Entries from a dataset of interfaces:
+++++
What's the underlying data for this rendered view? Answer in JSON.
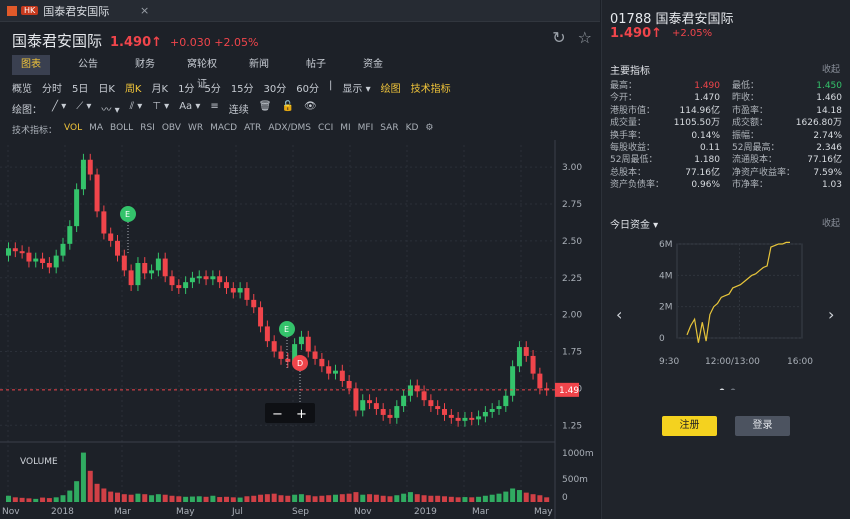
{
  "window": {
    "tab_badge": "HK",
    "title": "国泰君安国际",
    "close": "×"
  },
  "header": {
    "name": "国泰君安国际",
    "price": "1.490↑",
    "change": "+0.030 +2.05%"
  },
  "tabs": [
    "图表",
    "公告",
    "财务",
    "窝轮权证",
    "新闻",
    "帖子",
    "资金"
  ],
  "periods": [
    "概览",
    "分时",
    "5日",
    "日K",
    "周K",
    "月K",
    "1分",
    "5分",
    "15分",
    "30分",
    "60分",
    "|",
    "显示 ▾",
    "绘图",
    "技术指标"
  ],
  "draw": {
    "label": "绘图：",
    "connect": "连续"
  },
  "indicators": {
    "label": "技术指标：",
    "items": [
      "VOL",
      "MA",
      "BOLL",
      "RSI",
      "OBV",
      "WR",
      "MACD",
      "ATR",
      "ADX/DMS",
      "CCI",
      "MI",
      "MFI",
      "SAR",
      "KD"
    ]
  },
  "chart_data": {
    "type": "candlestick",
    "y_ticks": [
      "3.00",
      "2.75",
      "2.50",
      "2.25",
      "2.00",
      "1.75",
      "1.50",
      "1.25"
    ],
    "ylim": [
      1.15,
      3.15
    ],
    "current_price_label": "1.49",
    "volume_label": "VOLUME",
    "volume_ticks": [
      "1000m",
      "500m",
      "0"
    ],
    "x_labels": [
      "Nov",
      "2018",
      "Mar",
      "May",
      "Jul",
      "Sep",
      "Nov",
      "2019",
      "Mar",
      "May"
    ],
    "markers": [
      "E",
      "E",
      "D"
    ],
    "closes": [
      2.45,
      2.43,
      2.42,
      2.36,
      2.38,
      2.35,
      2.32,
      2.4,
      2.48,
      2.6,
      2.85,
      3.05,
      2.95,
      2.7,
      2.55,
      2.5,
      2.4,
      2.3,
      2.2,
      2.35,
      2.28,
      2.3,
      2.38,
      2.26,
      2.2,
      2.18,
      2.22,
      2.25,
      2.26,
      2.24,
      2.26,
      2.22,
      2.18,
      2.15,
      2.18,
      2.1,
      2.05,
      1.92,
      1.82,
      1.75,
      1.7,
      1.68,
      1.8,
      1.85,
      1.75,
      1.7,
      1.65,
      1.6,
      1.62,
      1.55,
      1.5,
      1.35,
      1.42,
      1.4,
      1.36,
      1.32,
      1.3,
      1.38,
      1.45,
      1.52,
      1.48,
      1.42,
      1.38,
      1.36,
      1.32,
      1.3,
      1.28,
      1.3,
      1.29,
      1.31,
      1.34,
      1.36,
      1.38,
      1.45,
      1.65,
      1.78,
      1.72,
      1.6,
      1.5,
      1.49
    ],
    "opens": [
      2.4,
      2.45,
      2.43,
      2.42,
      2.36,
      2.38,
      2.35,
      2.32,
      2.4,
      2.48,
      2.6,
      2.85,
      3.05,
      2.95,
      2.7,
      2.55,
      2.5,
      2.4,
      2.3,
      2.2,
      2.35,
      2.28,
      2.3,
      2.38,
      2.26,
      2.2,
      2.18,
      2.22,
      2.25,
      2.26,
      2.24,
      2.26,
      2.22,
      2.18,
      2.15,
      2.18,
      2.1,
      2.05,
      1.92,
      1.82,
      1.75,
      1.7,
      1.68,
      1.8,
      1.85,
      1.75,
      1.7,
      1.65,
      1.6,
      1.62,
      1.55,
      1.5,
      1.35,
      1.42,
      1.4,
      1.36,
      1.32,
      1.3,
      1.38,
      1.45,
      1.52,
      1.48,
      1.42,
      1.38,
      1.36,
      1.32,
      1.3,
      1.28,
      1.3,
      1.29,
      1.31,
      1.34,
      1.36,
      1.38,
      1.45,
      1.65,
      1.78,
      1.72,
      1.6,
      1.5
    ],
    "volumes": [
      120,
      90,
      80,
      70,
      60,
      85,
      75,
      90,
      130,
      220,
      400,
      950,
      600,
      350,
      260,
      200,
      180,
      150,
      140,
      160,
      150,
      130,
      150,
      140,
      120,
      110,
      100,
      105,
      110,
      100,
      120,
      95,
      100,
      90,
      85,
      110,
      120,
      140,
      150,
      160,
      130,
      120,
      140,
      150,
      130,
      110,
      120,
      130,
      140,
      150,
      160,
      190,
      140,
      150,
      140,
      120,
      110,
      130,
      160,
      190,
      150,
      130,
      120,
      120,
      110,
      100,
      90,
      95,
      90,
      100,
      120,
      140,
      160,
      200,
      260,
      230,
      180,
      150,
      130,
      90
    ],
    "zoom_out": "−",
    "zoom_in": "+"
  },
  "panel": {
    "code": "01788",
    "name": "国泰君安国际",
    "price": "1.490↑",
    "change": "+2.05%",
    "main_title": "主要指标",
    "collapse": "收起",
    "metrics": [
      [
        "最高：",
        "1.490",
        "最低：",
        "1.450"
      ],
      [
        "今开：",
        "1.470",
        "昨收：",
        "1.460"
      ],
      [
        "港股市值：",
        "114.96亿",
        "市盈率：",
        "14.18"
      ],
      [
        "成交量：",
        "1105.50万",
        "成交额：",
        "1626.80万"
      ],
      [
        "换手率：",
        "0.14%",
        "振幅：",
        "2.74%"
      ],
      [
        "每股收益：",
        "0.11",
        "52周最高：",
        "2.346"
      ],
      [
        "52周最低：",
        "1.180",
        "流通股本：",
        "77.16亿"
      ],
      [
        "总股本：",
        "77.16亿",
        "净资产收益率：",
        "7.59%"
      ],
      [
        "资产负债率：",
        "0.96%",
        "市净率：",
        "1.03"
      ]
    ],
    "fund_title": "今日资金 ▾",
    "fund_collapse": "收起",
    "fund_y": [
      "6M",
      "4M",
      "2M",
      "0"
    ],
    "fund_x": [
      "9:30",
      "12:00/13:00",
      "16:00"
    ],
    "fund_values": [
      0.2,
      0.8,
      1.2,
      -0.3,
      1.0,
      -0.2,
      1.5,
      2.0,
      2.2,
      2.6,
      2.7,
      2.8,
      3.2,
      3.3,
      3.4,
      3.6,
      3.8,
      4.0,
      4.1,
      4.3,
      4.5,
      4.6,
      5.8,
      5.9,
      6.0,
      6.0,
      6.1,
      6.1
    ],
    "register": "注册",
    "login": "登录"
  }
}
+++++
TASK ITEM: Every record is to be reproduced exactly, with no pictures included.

ANSWER TO THE EXERCISE:
What's the underlying data for this rendered view? Answer in JSON.
{
  "window": {
    "tab_badge": "HK",
    "title": "国泰君安国际",
    "close": "×"
  },
  "header": {
    "name": "国泰君安国际",
    "price": "1.490↑",
    "change": "+0.030 +2.05%"
  },
  "tabs": [
    "图表",
    "公告",
    "财务",
    "窝轮权证",
    "新闻",
    "帖子",
    "资金"
  ],
  "periods": [
    "概览",
    "分时",
    "5日",
    "日K",
    "周K",
    "月K",
    "1分",
    "5分",
    "15分",
    "30分",
    "60分",
    "|",
    "显示 ▾",
    "绘图",
    "技术指标"
  ],
  "draw": {
    "label": "绘图：",
    "connect": "连续"
  },
  "indicators": {
    "label": "技术指标：",
    "items": [
      "VOL",
      "MA",
      "BOLL",
      "RSI",
      "OBV",
      "WR",
      "MACD",
      "ATR",
      "ADX/DMS",
      "CCI",
      "MI",
      "MFI",
      "SAR",
      "KD"
    ]
  },
  "chart_data": {
    "type": "candlestick",
    "y_ticks": [
      "3.00",
      "2.75",
      "2.50",
      "2.25",
      "2.00",
      "1.75",
      "1.50",
      "1.25"
    ],
    "ylim": [
      1.15,
      3.15
    ],
    "current_price_label": "1.49",
    "volume_label": "VOLUME",
    "volume_ticks": [
      "1000m",
      "500m",
      "0"
    ],
    "x_labels": [
      "Nov",
      "2018",
      "Mar",
      "May",
      "Jul",
      "Sep",
      "Nov",
      "2019",
      "Mar",
      "May"
    ],
    "markers": [
      "E",
      "E",
      "D"
    ],
    "closes": [
      2.45,
      2.43,
      2.42,
      2.36,
      2.38,
      2.35,
      2.32,
      2.4,
      2.48,
      2.6,
      2.85,
      3.05,
      2.95,
      2.7,
      2.55,
      2.5,
      2.4,
      2.3,
      2.2,
      2.35,
      2.28,
      2.3,
      2.38,
      2.26,
      2.2,
      2.18,
      2.22,
      2.25,
      2.26,
      2.24,
      2.26,
      2.22,
      2.18,
      2.15,
      2.18,
      2.1,
      2.05,
      1.92,
      1.82,
      1.75,
      1.7,
      1.68,
      1.8,
      1.85,
      1.75,
      1.7,
      1.65,
      1.6,
      1.62,
      1.55,
      1.5,
      1.35,
      1.42,
      1.4,
      1.36,
      1.32,
      1.3,
      1.38,
      1.45,
      1.52,
      1.48,
      1.42,
      1.38,
      1.36,
      1.32,
      1.3,
      1.28,
      1.3,
      1.29,
      1.31,
      1.34,
      1.36,
      1.38,
      1.45,
      1.65,
      1.78,
      1.72,
      1.6,
      1.5,
      1.49
    ],
    "opens": [
      2.4,
      2.45,
      2.43,
      2.42,
      2.36,
      2.38,
      2.35,
      2.32,
      2.4,
      2.48,
      2.6,
      2.85,
      3.05,
      2.95,
      2.7,
      2.55,
      2.5,
      2.4,
      2.3,
      2.2,
      2.35,
      2.28,
      2.3,
      2.38,
      2.26,
      2.2,
      2.18,
      2.22,
      2.25,
      2.26,
      2.24,
      2.26,
      2.22,
      2.18,
      2.15,
      2.18,
      2.1,
      2.05,
      1.92,
      1.82,
      1.75,
      1.7,
      1.68,
      1.8,
      1.85,
      1.75,
      1.7,
      1.65,
      1.6,
      1.62,
      1.55,
      1.5,
      1.35,
      1.42,
      1.4,
      1.36,
      1.32,
      1.3,
      1.38,
      1.45,
      1.52,
      1.48,
      1.42,
      1.38,
      1.36,
      1.32,
      1.3,
      1.28,
      1.3,
      1.29,
      1.31,
      1.34,
      1.36,
      1.38,
      1.45,
      1.65,
      1.78,
      1.72,
      1.6,
      1.5
    ],
    "volumes": [
      120,
      90,
      80,
      70,
      60,
      85,
      75,
      90,
      130,
      220,
      400,
      950,
      600,
      350,
      260,
      200,
      180,
      150,
      140,
      160,
      150,
      130,
      150,
      140,
      120,
      110,
      100,
      105,
      110,
      100,
      120,
      95,
      100,
      90,
      85,
      110,
      120,
      140,
      150,
      160,
      130,
      120,
      140,
      150,
      130,
      110,
      120,
      130,
      140,
      150,
      160,
      190,
      140,
      150,
      140,
      120,
      110,
      130,
      160,
      190,
      150,
      130,
      120,
      120,
      110,
      100,
      90,
      95,
      90,
      100,
      120,
      140,
      160,
      200,
      260,
      230,
      180,
      150,
      130,
      90
    ],
    "zoom_out": "−",
    "zoom_in": "+"
  },
  "panel": {
    "code": "01788",
    "name": "国泰君安国际",
    "price": "1.490↑",
    "change": "+2.05%",
    "main_title": "主要指标",
    "collapse": "收起",
    "metrics": [
      [
        "最高：",
        "1.490",
        "最低：",
        "1.450"
      ],
      [
        "今开：",
        "1.470",
        "昨收：",
        "1.460"
      ],
      [
        "港股市值：",
        "114.96亿",
        "市盈率：",
        "14.18"
      ],
      [
        "成交量：",
        "1105.50万",
        "成交额：",
        "1626.80万"
      ],
      [
        "换手率：",
        "0.14%",
        "振幅：",
        "2.74%"
      ],
      [
        "每股收益：",
        "0.11",
        "52周最高：",
        "2.346"
      ],
      [
        "52周最低：",
        "1.180",
        "流通股本：",
        "77.16亿"
      ],
      [
        "总股本：",
        "77.16亿",
        "净资产收益率：",
        "7.59%"
      ],
      [
        "资产负债率：",
        "0.96%",
        "市净率：",
        "1.03"
      ]
    ],
    "fund_title": "今日资金 ▾",
    "fund_collapse": "收起",
    "fund_y": [
      "6M",
      "4M",
      "2M",
      "0"
    ],
    "fund_x": [
      "9:30",
      "12:00/13:00",
      "16:00"
    ],
    "fund_values": [
      0.2,
      0.8,
      1.2,
      -0.3,
      1.0,
      -0.2,
      1.5,
      2.0,
      2.2,
      2.6,
      2.7,
      2.8,
      3.2,
      3.3,
      3.4,
      3.6,
      3.8,
      4.0,
      4.1,
      4.3,
      4.5,
      4.6,
      5.8,
      5.9,
      6.0,
      6.0,
      6.1,
      6.1
    ],
    "register": "注册",
    "login": "登录"
  }
}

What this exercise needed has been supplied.